A slot is a position in a sequence, series, or set. A slot may refer to a place in a computer program where data is stored or it may refer to the time of day when a television or radio programme is broadcast. A slot can also refer to a specific position in an airplane or helicopter where a control panel is located.

In modern slot machines, the spinning reels are controlled by a central computer that displays different symbols depending on its programming. A player can insert cash or, in “ticket-in, ticket-out” machines, a paper ticket with a barcode into the machine. A spin button (either physical or on a touchscreen) activates the reels, which stop to rearrange the symbols and then display winning combinations of symbols on a screen. Most slot games have a theme, and the symbols and bonuses are aligned with that theme.
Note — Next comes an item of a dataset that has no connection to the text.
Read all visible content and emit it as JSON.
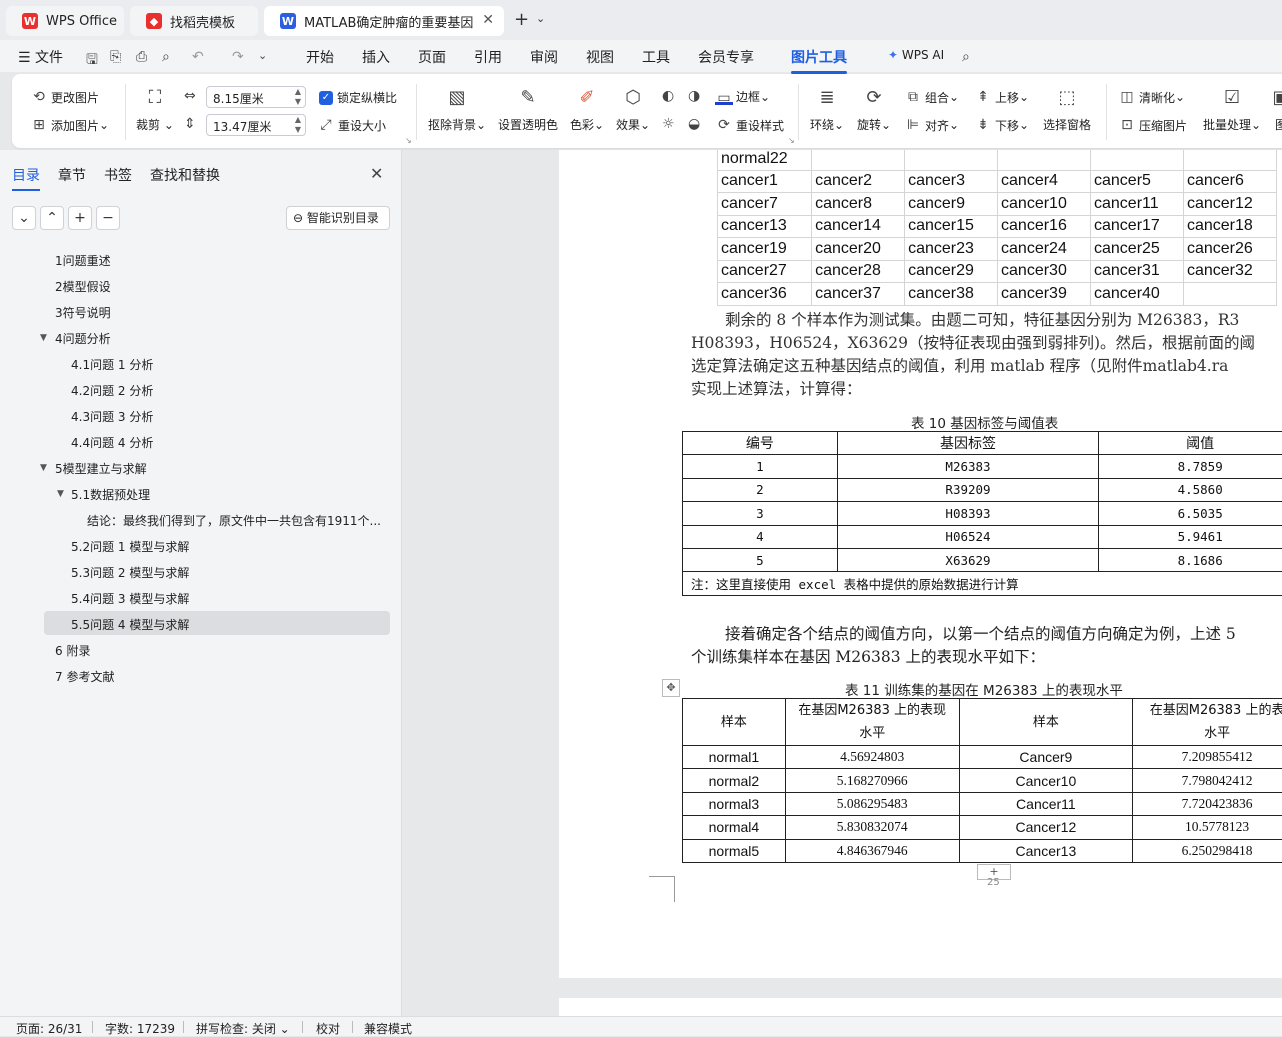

One of the most popular games at online casinos, slots can be played for real money or virtual credits that can be redeemed for more spins. Players can choose from a wide variety of games, from classic three-reel slots to five-reel games that offer a more complex gameplay. Some slots also offer a progressive jackpot, free spins, and other bonus features.

The popularity of slot games has encouraged software providers to create new titles frequently. This is likely due to the fact that it takes less time and resources to produce an online slot than to develop a land-based game. In addition, online slots are more portable and can be accessed from any internet-enabled device.
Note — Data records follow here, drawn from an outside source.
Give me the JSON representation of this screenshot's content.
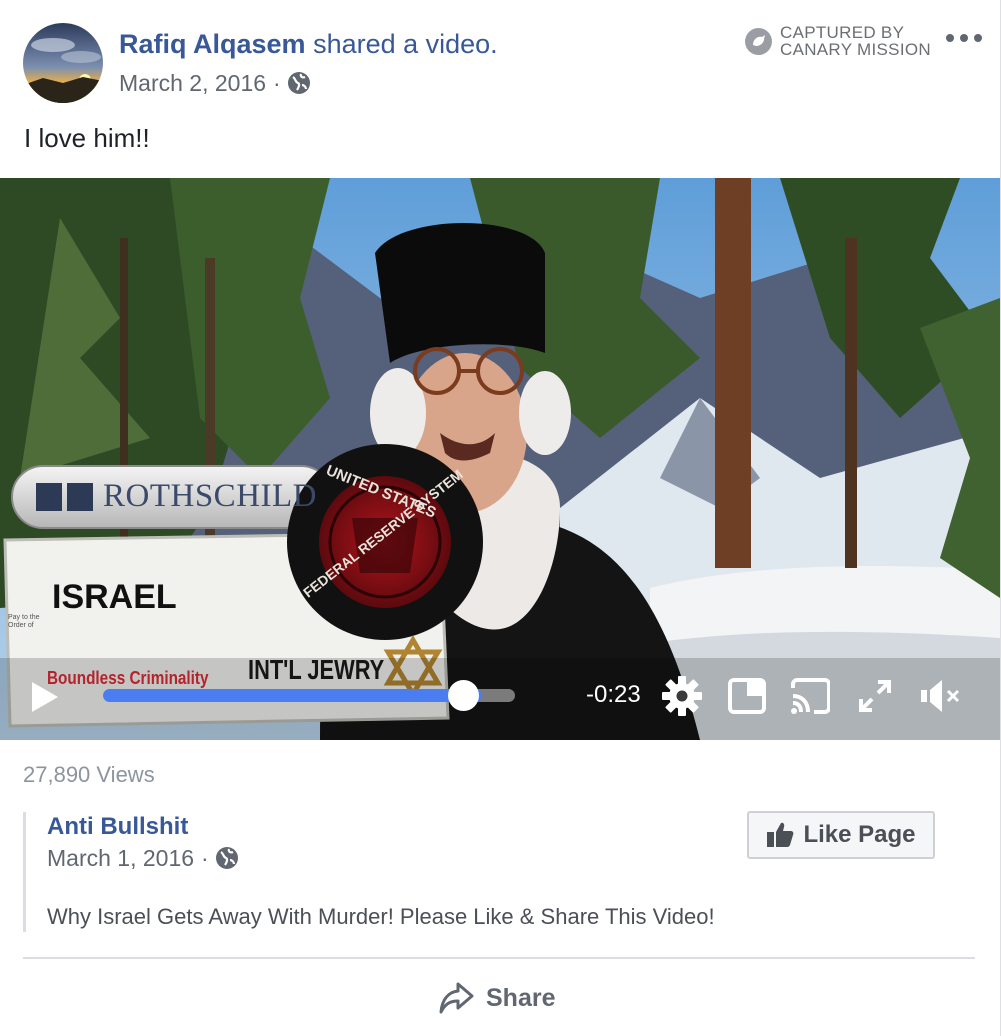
{
  "post": {
    "author": "Rafiq Alqasem",
    "action": " shared a video.",
    "date": "March 2, 2016",
    "separator": "·",
    "text": "I love him!!",
    "captured_line1": "CAPTURED BY",
    "captured_line2": "CANARY MISSION",
    "icons": {
      "privacy": "globe-icon",
      "menu": "more-options-icon",
      "badge": "canary-mission-icon"
    }
  },
  "video": {
    "overlay_text": {
      "rothschild": "ROTHSCHILD",
      "seal_top": "UNITED STATES",
      "seal_bottom": "FEDERAL RESERVE SYSTEM",
      "check_payee": "ISRAEL",
      "check_memo": "Boundless Criminality",
      "check_signature": "INT'L JEWRY",
      "check_pay_to": "Pay to the Order of"
    },
    "progress_fraction": 0.92,
    "time_remaining": "-0:23",
    "icons": [
      "play-icon",
      "settings-icon",
      "picture-in-picture-icon",
      "cast-icon",
      "fullscreen-icon",
      "muted-icon"
    ]
  },
  "views": "27,890 Views",
  "shared_page": {
    "name": "Anti Bullshit",
    "date": "March 1, 2016",
    "separator": "·",
    "like_button": "Like Page",
    "description": "Why Israel Gets Away With Murder! Please Like & Share This Video!"
  },
  "actions": {
    "share": "Share"
  },
  "colors": {
    "link": "#385898",
    "meta": "#616770",
    "progress": "#4a7ef0"
  }
}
Another advantage of online slots is the ability to easily switch between games. This can be helpful if you get bored with a particular game or want to try something new. In addition, online slots often have a variety of paylines and credits that can be adjusted to suit your preferences.

Although many people believe that slots are pure luck, they actually use a complex computer system to determine the outcome of each spin. The random number generator is programmed with a set of possible outcomes, and each time you press the spin button, the computer selects one of those possibilities. The odds of hitting a jackpot or other big win are the same for each player.
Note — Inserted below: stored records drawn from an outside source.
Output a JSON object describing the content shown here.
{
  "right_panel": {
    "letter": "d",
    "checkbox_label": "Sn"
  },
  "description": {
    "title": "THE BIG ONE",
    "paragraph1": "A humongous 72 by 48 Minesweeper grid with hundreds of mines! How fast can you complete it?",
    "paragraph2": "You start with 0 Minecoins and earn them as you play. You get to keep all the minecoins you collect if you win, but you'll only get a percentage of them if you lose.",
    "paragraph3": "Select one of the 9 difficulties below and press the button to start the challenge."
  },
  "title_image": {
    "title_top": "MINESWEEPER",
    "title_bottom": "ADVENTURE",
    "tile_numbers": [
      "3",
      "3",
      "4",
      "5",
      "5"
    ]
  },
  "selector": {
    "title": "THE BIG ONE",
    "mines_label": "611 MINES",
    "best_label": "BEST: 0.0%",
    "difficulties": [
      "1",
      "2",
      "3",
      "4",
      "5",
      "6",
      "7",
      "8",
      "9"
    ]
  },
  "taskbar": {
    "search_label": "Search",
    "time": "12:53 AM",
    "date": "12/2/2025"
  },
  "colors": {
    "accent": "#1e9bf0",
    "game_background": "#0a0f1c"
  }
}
In addition to the random number generator, a slot’s computer system is programmed with a specific payout percentage. This payout percentage is based on the average amount of money that the machine pays out to players over a large number of spins. While this number is not always 100%, it is often close enough to make the casino profitable. The actual payout percentage varies by slot type, stake level, and whether it is linked to a progressive jackpot. Some slots are even programmed to pay differently at certain times of the day. However, this is not a result of the machine being loose or tight; rather, it is a result of how much the casino wants to profit from each minute that the machine is in operation.